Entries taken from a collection
........

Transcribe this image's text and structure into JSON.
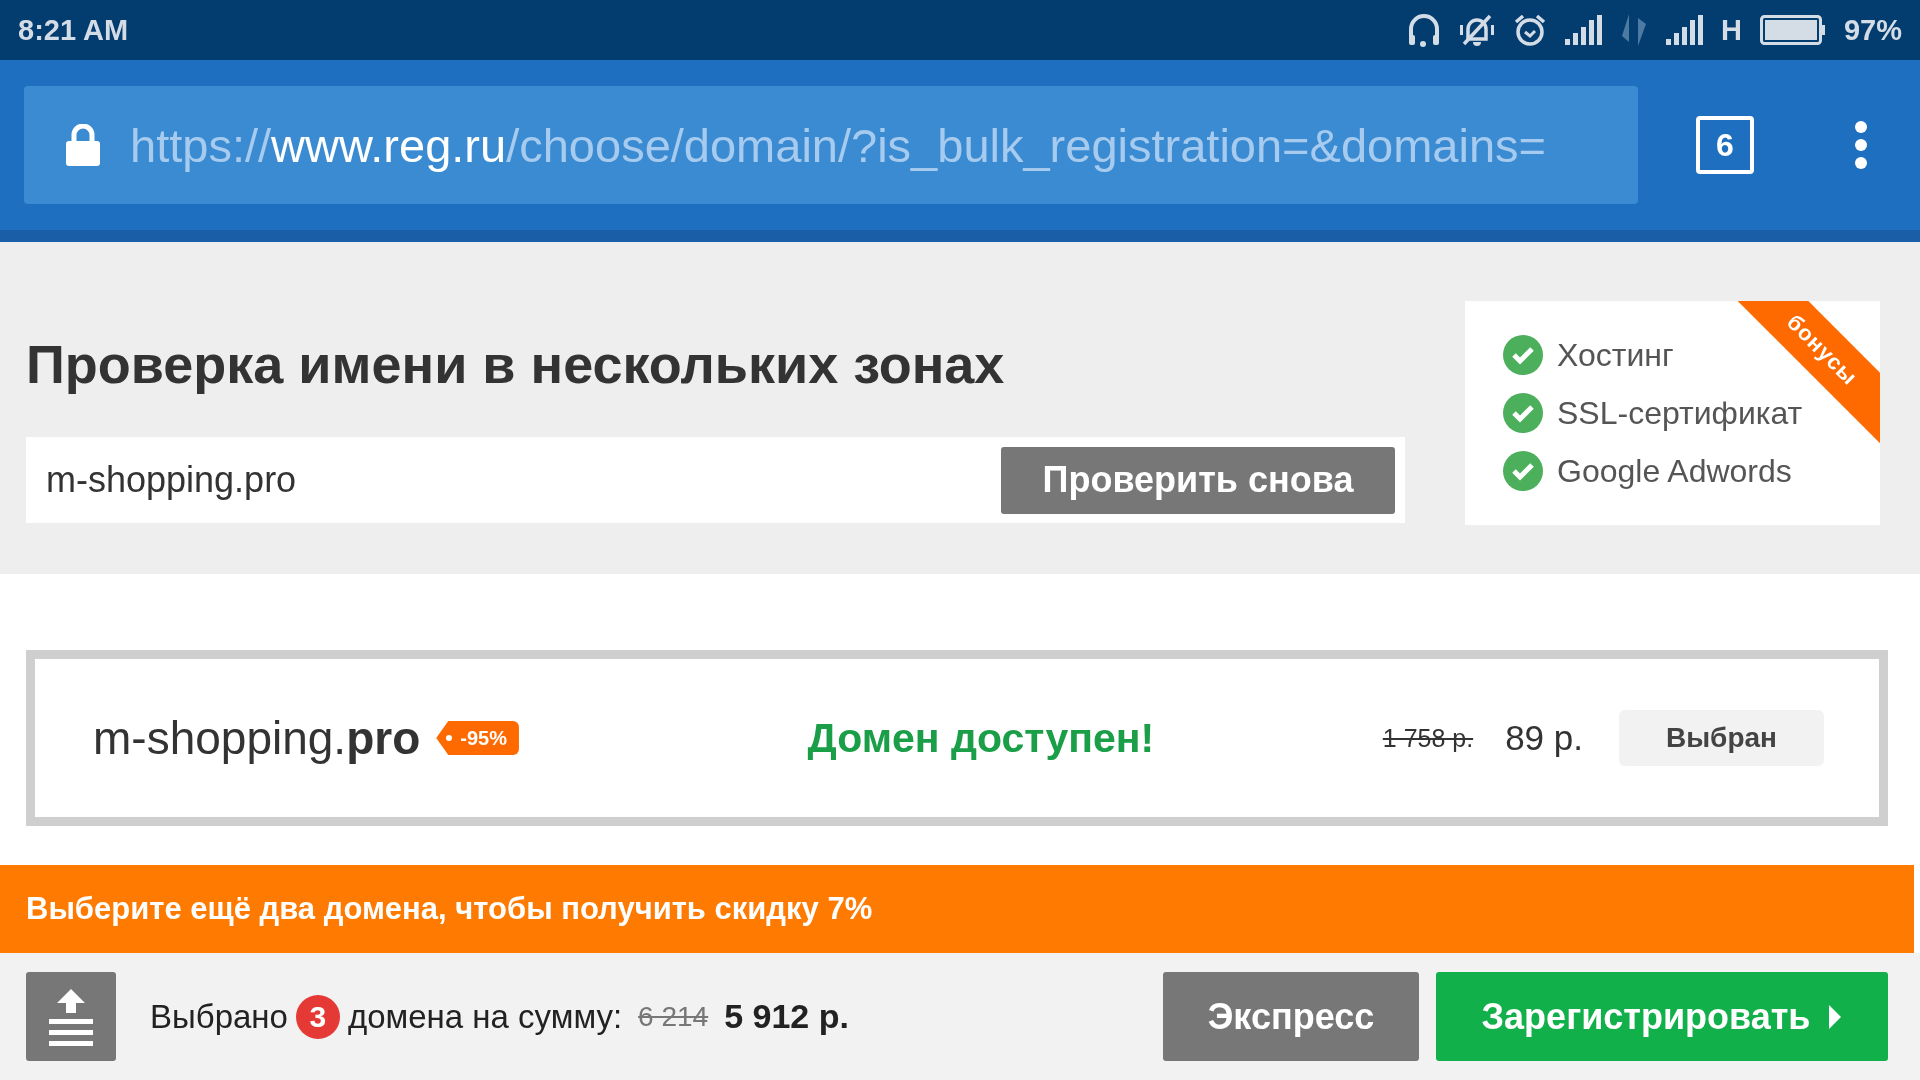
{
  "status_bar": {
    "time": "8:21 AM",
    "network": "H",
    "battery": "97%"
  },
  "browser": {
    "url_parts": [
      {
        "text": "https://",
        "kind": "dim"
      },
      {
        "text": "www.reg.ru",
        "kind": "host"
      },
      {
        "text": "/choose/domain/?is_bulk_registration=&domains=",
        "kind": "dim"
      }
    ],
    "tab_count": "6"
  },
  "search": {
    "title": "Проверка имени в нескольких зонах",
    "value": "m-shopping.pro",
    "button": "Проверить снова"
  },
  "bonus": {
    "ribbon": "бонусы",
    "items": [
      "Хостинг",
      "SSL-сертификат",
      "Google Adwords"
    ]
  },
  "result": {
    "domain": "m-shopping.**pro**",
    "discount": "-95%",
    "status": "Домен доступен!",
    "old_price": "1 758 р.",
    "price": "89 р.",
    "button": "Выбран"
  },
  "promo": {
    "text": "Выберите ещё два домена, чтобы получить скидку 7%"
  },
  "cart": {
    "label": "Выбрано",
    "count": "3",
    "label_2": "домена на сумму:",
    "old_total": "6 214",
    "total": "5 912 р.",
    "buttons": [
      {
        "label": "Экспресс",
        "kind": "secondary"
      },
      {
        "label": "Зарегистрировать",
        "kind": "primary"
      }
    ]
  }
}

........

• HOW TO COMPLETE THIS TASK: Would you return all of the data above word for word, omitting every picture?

• FINISHED TASK:
Transcribe this image's text and structure into JSON.
{
  "status_bar": {
    "time": "8:21 AM",
    "network": "H",
    "battery": "97%"
  },
  "browser": {
    "url_parts": [
      {
        "text": "https://",
        "kind": "dim"
      },
      {
        "text": "www.reg.ru",
        "kind": "host"
      },
      {
        "text": "/choose/domain/?is_bulk_registration=&domains=",
        "kind": "dim"
      }
    ],
    "tab_count": "6"
  },
  "search": {
    "title": "Проверка имени в нескольких зонах",
    "value": "m-shopping.pro",
    "button": "Проверить снова"
  },
  "bonus": {
    "ribbon": "бонусы",
    "items": [
      "Хостинг",
      "SSL-сертификат",
      "Google Adwords"
    ]
  },
  "result": {
    "domain": "m-shopping.**pro**",
    "discount": "-95%",
    "status": "Домен доступен!",
    "old_price": "1 758 р.",
    "price": "89 р.",
    "button": "Выбран"
  },
  "promo": {
    "text": "Выберите ещё два домена, чтобы получить скидку 7%"
  },
  "cart": {
    "label": "Выбрано",
    "count": "3",
    "label_2": "домена на сумму:",
    "old_total": "6 214",
    "total": "5 912 р.",
    "buttons": [
      {
        "label": "Экспресс",
        "kind": "secondary"
      },
      {
        "label": "Зарегистрировать",
        "kind": "primary"
      }
    ]
  }
}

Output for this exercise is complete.